signal, and as a result the conversation goes on not until common
knowledge is achieved, but instead until they finally give up out of
embarrassment and exhaustion. Frankly, I suspect that it is the most
insecure of relationships which function this way; two people who were
really committed to each other would have no problem with null signals,
and might literally say something like “Love you.” “Roger that.” and
What this means is that with mature norms of
communication in place, we simply don't bother with the logician's
“common knowledge”. I know X, I make sure you know X, you respond so
that I know you know... and... well... that's pretty much it. I
know you know I know is really about as far as it ever gets. I could
imagine certain scenarios where we might go as far as knowing you know I
know you know, but any further and I can barely hold the concept in my
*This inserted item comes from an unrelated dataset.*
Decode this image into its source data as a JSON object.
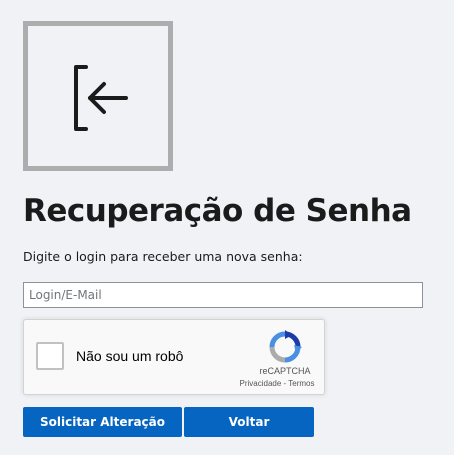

brain, much less come up with a scenario where it would be useful.
does this work? In a word: Probability. You can always come up with
possible cases where these methods wouldn't work—a lucky guess on the
encryption, a null signal due to a sudden loss of communication, ambient
noise that glitches in precisely the right way to sound like ambient
noise is supposed to, and so on—but the methods used will make these
outcomes extremely unlikely, and in practice typically so unlikely they
aren't worth worrying about.
In fact, this is the underlying current of all the “achieve the impossible” problems—you can't devise any possible system for guaranteeing success, so instead you hunker down and devise a method for maximizing the probability of success. You accept error in order to make less error.
Hence, I find Pinker's argument that euphemisms produce mutual knowledge without common knowledge deeply unconvincing. Of course you can't produce common knowledge—that's infinite. You couldn't produce it with direct speech either! Moreover,
are you really failing to produce “I know you know I know” by saying,
say “Come up to my room for coffee” instead of “Let's have sex”? Some of
Pinker's other suggestions—that it prevents punishment if you have
misjudged the situation, or that it is perceived as “uncertain” rather
than “certain” in a qualitatively different way—strike me as more
plausible. Also, Pinker wants to make indirect speech rational, and I'm
frankly not sure that it is. Especially once a euphemism becomes
established, it ceases to be effective, and so new euphemisms must be
coined. Hence “senior citizen” is no longer as acceptable as it once
was, and “colored people” is downright unacceptable, even though they
were both coined with the express purpose of being socially acceptable
euphemisms (for “old” and “Black” respectively). “Homosexual” used to be
the standard term (as did “Negro”!), but now anyone who uses it sounds
anachronistic if not homophobic. There's something inherently unstable
about indirect speech; indeed in many cases it seems outright deceptive.
Instead of actually facing up to the fact that aging is a bad thing
(not to be confused with living a long time, which is a good
thing—immortals live a long time but do not age) and Black people and
homosexuals are unfairly disadvantaged in American society, we make up
different ways of saying things in order to feel better. Instead of
actually, you know, finding ways to eliminate racism, we instead try to
make ourselves less uncomfortable with it by coming up with new words
for the people harmed by it. Maybe euphemisms are sometimes rational
(perhaps in precisely the cases where deception is justifiable, for
instance); but I find it quite ridiculous that the
mutual-knowledge/common-knowledge distinction justifies their wide use.